Travis' jumper in the lane made it 71-69 with less than 3 minutes left but the lead was short-lived as Brooks hit a jumper at the other end to tie it.

The game was tied at 73 when the Ducks managed four offensive rebounds on one possession before finally converting on Bell's shot with 14 seconds left. It capped a wild sequence that started when Ennis shot an airball on a 3-pointer. Payton Pritchard caught the ball in the air and shot it to the rim before the shot clock expired. Bell was there to put back the second miss for the game-winner.

"It was going so fast I don't even know what happened," Altman said.

Travis lost the ball in the paint at the other end to seal the victory for Oregon.

BIG PICTURE

Oregon: The Ducks capped a 7-1 February with just their second road sweep of the conference season as they peaking at the right time of year.
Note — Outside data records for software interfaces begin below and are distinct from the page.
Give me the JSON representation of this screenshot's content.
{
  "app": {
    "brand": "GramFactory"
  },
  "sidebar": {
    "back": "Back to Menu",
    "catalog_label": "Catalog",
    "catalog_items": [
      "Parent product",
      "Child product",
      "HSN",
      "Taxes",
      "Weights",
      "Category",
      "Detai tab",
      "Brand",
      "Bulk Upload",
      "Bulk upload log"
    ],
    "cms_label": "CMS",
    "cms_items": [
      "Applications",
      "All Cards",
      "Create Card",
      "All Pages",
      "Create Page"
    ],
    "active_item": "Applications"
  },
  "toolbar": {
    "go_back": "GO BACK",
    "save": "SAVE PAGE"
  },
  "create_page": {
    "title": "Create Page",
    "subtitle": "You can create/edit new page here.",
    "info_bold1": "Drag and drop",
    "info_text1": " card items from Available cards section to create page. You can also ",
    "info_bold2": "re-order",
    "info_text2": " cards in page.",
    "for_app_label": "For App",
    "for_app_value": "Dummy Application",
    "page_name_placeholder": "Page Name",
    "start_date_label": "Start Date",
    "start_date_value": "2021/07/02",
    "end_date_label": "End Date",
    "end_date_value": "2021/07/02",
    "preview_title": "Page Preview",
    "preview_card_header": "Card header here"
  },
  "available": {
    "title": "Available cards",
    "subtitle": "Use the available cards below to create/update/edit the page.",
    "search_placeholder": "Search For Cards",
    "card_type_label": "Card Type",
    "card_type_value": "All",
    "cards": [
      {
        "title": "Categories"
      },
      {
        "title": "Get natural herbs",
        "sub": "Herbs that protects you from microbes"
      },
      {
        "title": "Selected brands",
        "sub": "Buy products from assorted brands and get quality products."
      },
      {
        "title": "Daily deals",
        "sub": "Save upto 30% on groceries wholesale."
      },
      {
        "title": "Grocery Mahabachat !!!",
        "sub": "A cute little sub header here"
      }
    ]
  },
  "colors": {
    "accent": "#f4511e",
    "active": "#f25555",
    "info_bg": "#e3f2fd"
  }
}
Their only loss in that span came on a late 3-pointer by Lonzo Ball in an 82-79 loss at UCLA. Oregon has one more road game left to finish the regular season at last-place Oregon State, and remains in contention for a Pac-12 title and a top two seeding in the NCAA Tournament.

Stanford: The Cardinal were unable to follow up home wins against California and Oregon State when faced by tougher competition from the Ducks. That has been an issue all season for Stanford, which fell to 0-8 against ranked opponents.

THEY SAID IT

"Something hit my elbow. It might have been the wind, but I don't shoot airballs on game-winners." - Ennis.

POUND THE BOARDS

Oregon had just eight rebounds for the entire first half before getting the four offensive boards on the final possession of the game. The Ducks were outrebounded 37-25 for the game but were outscored by only four points on second-chance opportunities.

CEREMONIAL DAY

Stanford also held a halftime ceremony for former coach Mike Montgomery, who was inducted into the National Collegiate Basketball Hall of Fame this past November. Montgomery is the winningest coach in school history with 393 of his 677 wins coming for the Cardinal.

UP NEXT

Oregon: Visits Oregon State on Saturday.

Stanford: Visits Colorado on Thursday.